The prisoners of war are forced into the awful task of digging up the bodies of the dead in Dresden after it is bombed and this resulted in one man dying because he cannot stand the smell. This scene is an example of physiological and psychological violence that can be a cause for trauma to occur.
‘You know we’ve had to imagine the war here, and we have imagined that it was being fought by aging men like ourselves. We had forgotten that wars were fought by babies. When I saw those freshly shaved faces, it was a shock “My God, my God—” I said to myself. “It’s the Children’s Crusade.’

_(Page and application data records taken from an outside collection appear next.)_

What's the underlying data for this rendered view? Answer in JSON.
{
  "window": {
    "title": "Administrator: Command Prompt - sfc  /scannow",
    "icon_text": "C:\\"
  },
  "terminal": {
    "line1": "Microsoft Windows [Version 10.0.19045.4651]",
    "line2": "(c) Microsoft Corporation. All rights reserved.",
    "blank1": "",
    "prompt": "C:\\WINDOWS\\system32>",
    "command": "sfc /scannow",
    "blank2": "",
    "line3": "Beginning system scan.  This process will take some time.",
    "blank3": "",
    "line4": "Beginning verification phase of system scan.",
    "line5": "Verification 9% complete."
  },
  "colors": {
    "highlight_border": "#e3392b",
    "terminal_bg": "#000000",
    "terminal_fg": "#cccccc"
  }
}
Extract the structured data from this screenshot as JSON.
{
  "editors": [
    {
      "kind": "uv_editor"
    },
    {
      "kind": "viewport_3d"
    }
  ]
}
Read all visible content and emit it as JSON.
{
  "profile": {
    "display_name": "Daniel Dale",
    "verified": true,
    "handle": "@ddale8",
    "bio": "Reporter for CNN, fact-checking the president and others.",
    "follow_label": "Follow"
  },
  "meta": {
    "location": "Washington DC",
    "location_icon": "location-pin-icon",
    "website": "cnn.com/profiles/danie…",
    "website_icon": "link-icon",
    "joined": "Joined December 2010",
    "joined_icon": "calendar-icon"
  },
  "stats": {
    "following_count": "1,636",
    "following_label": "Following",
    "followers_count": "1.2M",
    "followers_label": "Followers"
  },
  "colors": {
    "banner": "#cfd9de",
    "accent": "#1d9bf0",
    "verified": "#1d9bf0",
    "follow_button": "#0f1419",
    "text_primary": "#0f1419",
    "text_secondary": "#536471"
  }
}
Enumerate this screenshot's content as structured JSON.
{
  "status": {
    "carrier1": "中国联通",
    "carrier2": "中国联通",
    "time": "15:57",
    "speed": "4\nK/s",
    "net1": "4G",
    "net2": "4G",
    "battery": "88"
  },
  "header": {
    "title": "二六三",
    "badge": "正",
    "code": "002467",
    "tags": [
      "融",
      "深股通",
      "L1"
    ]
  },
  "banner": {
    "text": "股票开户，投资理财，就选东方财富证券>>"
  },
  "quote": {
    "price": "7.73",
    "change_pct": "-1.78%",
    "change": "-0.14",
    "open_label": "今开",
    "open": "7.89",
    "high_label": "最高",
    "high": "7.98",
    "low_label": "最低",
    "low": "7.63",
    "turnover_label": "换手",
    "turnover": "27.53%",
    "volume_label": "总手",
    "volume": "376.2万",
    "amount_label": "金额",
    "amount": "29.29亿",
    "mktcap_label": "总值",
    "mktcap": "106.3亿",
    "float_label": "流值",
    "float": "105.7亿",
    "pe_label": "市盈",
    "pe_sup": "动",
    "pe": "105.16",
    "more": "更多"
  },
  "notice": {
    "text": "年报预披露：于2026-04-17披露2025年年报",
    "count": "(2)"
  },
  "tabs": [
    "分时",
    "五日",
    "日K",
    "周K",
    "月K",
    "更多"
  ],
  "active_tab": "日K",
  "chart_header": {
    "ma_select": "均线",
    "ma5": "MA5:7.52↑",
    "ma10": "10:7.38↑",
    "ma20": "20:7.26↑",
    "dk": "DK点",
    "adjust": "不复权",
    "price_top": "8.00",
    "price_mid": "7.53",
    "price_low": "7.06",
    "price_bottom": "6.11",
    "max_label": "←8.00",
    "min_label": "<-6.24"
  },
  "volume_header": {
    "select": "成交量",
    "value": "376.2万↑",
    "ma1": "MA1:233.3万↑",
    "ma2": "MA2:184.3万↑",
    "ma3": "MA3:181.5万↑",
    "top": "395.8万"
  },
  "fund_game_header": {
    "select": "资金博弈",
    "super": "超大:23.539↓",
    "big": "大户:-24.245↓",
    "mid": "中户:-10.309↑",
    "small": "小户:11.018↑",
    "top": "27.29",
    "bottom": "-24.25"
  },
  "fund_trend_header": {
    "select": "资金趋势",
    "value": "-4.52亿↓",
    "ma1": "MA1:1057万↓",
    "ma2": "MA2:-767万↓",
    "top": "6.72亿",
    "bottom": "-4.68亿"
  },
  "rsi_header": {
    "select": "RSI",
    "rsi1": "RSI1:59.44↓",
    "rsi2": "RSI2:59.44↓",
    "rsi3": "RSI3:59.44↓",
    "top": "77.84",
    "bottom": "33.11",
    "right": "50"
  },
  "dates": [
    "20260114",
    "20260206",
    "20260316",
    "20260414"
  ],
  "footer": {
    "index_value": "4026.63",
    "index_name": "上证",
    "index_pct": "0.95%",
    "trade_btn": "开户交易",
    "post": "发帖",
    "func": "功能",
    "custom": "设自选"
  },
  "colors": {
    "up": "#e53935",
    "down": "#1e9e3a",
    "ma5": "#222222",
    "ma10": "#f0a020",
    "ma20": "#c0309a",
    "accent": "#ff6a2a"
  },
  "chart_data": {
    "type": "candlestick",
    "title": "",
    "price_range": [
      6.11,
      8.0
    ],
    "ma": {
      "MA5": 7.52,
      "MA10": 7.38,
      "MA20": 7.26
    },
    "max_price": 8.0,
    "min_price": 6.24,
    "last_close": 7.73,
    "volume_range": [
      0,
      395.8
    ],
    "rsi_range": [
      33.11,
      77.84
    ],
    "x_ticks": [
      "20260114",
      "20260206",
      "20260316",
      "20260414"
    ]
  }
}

In chapter one of the novel, the author overtly describes his sentiment about war. It is a fact that most men that were drafted for war were teenagers or young adults who were put into battle unprepared and naïve. And the story goes further by showing the consequences of war to the soldiers and their families: When Billy and Weary were captured by the Germans; instead of focusing on the victory, he focused on the aftereffects of this victory. Another instance was during the Lion’s Club meeting. The Marine thinks of war as glorious and heroic and that Billy should be proud that his son was in the Green Berets however Billy thought otherwise. It was not the sense or victory and heroicness that overcame him as he remembers the war but the hurt, the trauma, and the killings were the one that stuck to his mind until he aged. The same feeling occurred during the plane crash when he seemed to think he has been injured in battle after the plane crash and whispers the address where he lived in Germany to those who rescued him.
Vonnegut used violence to send the message across the readers. Buy putting a fictional character in the story, the circumstances became more personal and real for the reader rather that reading about the war and what happened during the war in a global and factual perspective. With this latter technique, people would say, “Hey, if it doesn’t happen close to home, I wouldn’t worry.” But by this technique, he was putting across a message but not being too authoritative and forceful about it.
Vonnegut, Kurt. Slaughterhouse-Five. United States: Delacorte Press, 1969.